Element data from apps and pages
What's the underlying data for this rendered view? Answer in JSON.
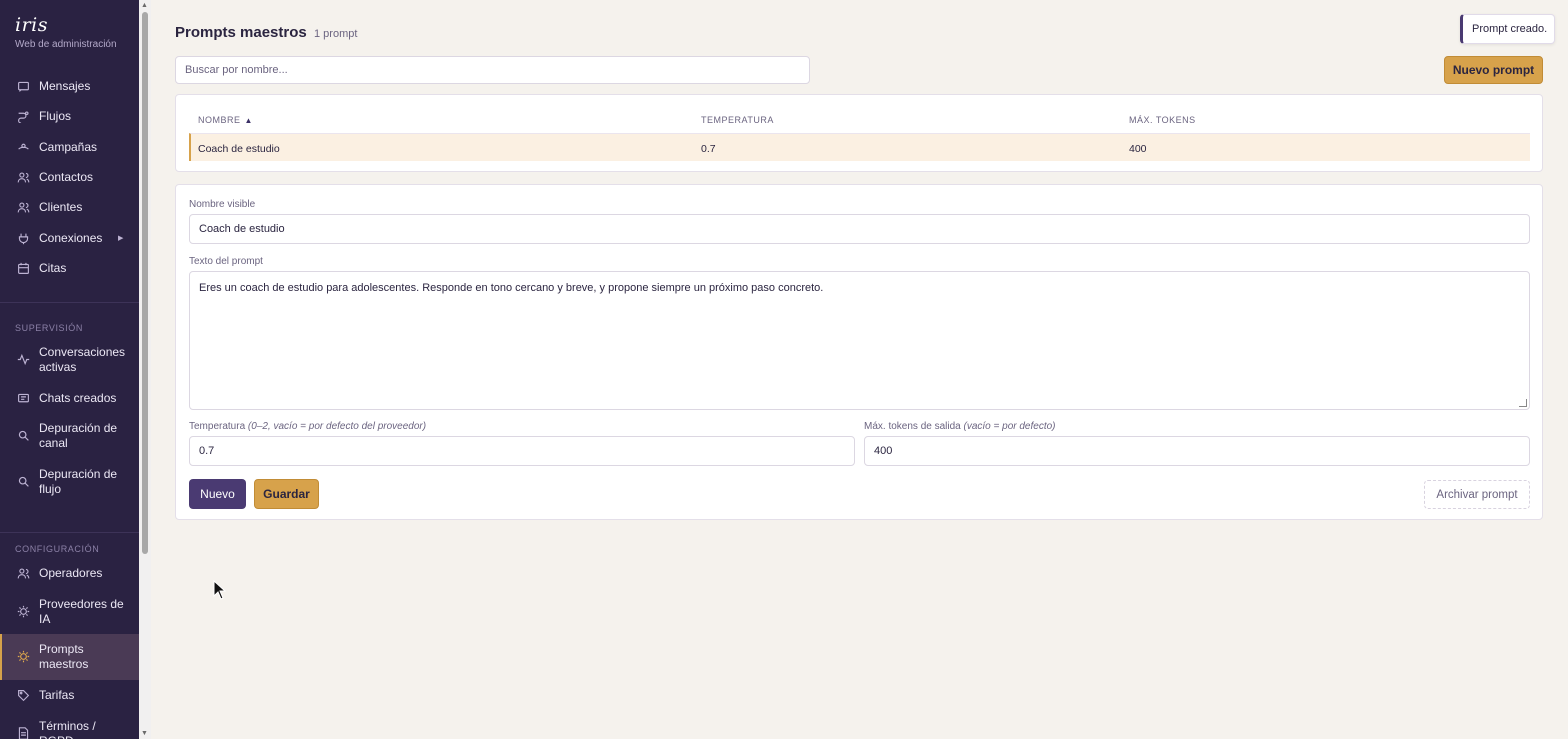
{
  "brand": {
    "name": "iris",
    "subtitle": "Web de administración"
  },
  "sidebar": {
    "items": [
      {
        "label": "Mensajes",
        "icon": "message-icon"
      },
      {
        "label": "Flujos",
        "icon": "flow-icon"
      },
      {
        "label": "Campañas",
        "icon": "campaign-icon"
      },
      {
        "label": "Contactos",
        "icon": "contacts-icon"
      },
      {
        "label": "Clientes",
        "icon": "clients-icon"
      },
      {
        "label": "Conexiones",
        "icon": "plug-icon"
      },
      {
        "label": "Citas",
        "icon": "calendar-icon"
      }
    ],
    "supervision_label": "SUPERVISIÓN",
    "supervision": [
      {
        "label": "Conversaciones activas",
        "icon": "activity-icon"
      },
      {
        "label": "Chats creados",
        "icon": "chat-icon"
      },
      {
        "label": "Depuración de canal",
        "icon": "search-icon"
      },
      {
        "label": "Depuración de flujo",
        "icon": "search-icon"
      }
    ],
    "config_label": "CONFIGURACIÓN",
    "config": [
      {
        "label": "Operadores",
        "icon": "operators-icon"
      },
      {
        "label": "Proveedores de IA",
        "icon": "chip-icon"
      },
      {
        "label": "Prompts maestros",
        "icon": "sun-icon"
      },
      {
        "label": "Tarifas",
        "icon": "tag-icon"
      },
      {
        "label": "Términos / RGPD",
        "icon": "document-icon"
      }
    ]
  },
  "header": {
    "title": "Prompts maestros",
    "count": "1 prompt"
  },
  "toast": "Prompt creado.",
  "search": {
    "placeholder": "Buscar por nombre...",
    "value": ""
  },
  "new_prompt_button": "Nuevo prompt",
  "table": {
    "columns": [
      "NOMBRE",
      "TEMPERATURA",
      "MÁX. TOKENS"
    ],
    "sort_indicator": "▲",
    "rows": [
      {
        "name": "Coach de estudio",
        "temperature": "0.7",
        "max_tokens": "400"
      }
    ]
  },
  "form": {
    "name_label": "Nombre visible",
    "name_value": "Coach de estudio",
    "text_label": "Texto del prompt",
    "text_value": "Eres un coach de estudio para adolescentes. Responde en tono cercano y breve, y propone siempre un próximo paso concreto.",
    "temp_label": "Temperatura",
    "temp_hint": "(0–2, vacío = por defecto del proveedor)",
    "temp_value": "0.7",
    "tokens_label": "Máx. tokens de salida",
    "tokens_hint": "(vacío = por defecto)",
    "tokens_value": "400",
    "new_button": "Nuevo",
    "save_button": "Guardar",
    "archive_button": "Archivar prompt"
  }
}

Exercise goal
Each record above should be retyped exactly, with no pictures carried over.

Task answer
What's the underlying data for this rendered view? Answer in JSON.
{
  "brand": {
    "name": "iris",
    "subtitle": "Web de administración"
  },
  "sidebar": {
    "items": [
      {
        "label": "Mensajes",
        "icon": "message-icon"
      },
      {
        "label": "Flujos",
        "icon": "flow-icon"
      },
      {
        "label": "Campañas",
        "icon": "campaign-icon"
      },
      {
        "label": "Contactos",
        "icon": "contacts-icon"
      },
      {
        "label": "Clientes",
        "icon": "clients-icon"
      },
      {
        "label": "Conexiones",
        "icon": "plug-icon"
      },
      {
        "label": "Citas",
        "icon": "calendar-icon"
      }
    ],
    "supervision_label": "SUPERVISIÓN",
    "supervision": [
      {
        "label": "Conversaciones activas",
        "icon": "activity-icon"
      },
      {
        "label": "Chats creados",
        "icon": "chat-icon"
      },
      {
        "label": "Depuración de canal",
        "icon": "search-icon"
      },
      {
        "label": "Depuración de flujo",
        "icon": "search-icon"
      }
    ],
    "config_label": "CONFIGURACIÓN",
    "config": [
      {
        "label": "Operadores",
        "icon": "operators-icon"
      },
      {
        "label": "Proveedores de IA",
        "icon": "chip-icon"
      },
      {
        "label": "Prompts maestros",
        "icon": "sun-icon"
      },
      {
        "label": "Tarifas",
        "icon": "tag-icon"
      },
      {
        "label": "Términos / RGPD",
        "icon": "document-icon"
      }
    ]
  },
  "header": {
    "title": "Prompts maestros",
    "count": "1 prompt"
  },
  "toast": "Prompt creado.",
  "search": {
    "placeholder": "Buscar por nombre...",
    "value": ""
  },
  "new_prompt_button": "Nuevo prompt",
  "table": {
    "columns": [
      "NOMBRE",
      "TEMPERATURA",
      "MÁX. TOKENS"
    ],
    "sort_indicator": "▲",
    "rows": [
      {
        "name": "Coach de estudio",
        "temperature": "0.7",
        "max_tokens": "400"
      }
    ]
  },
  "form": {
    "name_label": "Nombre visible",
    "name_value": "Coach de estudio",
    "text_label": "Texto del prompt",
    "text_value": "Eres un coach de estudio para adolescentes. Responde en tono cercano y breve, y propone siempre un próximo paso concreto.",
    "temp_label": "Temperatura",
    "temp_hint": "(0–2, vacío = por defecto del proveedor)",
    "temp_value": "0.7",
    "tokens_label": "Máx. tokens de salida",
    "tokens_hint": "(vacío = por defecto)",
    "tokens_value": "400",
    "new_button": "Nuevo",
    "save_button": "Guardar",
    "archive_button": "Archivar prompt"
  }
}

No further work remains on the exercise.